Not all tree damage is created (or destroyed!) equally. Some trees degrade in quality much faster than others. It is a function of the durability of the wood, but also the gathering momentum of damage in the weeks and months after the storm.
Which species would you harvest first?

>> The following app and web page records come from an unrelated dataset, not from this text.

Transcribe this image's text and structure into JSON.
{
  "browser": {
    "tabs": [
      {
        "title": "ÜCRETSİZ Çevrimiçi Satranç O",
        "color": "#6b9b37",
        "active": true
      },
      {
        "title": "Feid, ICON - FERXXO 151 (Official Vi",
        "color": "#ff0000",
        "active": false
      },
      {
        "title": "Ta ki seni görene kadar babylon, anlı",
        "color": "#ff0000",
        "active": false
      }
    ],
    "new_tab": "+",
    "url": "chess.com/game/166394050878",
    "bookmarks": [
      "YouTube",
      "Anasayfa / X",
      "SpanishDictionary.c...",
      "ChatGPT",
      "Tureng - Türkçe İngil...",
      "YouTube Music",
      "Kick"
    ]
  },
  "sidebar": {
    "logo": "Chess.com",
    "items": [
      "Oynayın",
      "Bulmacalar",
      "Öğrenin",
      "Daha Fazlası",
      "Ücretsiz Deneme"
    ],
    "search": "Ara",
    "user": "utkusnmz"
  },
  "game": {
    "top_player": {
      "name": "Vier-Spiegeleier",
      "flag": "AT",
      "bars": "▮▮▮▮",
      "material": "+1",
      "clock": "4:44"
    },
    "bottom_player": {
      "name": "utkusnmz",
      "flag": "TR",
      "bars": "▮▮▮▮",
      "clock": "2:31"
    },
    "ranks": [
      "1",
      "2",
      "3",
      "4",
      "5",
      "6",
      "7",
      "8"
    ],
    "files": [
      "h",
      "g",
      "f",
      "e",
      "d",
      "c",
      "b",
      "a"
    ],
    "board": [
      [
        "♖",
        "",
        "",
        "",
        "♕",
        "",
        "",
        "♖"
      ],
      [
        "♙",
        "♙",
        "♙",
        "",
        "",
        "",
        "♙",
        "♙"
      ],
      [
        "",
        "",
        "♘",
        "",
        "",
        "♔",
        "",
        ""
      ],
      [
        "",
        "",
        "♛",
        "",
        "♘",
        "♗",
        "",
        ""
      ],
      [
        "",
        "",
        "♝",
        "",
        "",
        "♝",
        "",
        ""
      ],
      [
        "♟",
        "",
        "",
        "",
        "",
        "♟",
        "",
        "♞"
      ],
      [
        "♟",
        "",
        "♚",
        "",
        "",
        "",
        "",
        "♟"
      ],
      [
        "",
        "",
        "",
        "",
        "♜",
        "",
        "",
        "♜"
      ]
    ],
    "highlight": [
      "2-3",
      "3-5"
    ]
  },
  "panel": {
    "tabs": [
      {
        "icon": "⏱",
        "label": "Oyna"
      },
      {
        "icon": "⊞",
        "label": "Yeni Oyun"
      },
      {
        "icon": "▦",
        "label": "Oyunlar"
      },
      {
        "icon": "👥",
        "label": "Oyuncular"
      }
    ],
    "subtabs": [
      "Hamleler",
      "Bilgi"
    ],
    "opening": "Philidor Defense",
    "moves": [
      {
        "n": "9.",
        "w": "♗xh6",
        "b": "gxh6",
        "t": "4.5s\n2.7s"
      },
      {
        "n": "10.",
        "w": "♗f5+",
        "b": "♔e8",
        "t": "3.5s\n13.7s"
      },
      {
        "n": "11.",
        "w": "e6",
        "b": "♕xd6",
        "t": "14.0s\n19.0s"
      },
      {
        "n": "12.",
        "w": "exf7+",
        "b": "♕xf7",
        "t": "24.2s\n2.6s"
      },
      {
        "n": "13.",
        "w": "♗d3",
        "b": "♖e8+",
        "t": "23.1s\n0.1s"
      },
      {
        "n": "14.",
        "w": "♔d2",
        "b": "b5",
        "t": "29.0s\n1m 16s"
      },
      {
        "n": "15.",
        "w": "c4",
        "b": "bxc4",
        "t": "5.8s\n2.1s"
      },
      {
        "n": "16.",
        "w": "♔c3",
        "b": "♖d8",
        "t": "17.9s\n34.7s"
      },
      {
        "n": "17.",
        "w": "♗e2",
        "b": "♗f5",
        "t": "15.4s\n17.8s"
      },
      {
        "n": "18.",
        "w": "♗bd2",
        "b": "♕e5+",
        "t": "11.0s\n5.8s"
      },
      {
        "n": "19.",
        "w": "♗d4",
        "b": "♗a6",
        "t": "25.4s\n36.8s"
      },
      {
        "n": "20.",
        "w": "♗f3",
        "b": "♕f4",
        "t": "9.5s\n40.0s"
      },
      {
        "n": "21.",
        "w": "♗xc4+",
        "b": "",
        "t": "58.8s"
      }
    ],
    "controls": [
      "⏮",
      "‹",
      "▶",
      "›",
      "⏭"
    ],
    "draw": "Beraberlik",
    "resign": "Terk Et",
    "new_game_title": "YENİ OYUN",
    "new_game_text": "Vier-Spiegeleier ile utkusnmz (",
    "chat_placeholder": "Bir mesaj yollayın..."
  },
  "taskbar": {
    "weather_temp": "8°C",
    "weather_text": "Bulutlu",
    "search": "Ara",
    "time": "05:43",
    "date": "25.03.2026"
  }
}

Damaged white, red, and jack pine all are immediately susceptible to pine bark beetle and thus wood quality degradation. The beetles carry with them on their bodies a fungus that grows throughout the wood fibers and stains the wood blue. This staining lessens the value of the timber. The bark beetle is active March through September so the summer storms create favorable conditions for a dramatic population increase. What is worse, a localized increase in pine bark beetle populations puts nearby healthy pines at risk. Pine salvage harvest should happen as soon as possible following storm damage. The hardwood stands are more stable, possibly up to one year after the storm. If there is a silver lining for damaged oak stands, oak wilt fungus is inactive by July 15. If oaks are only slightly damaged by the storms after July 15, it is probable that the wounds will heal over and seal off within a matter of days, and oak wilt infection will be avoided.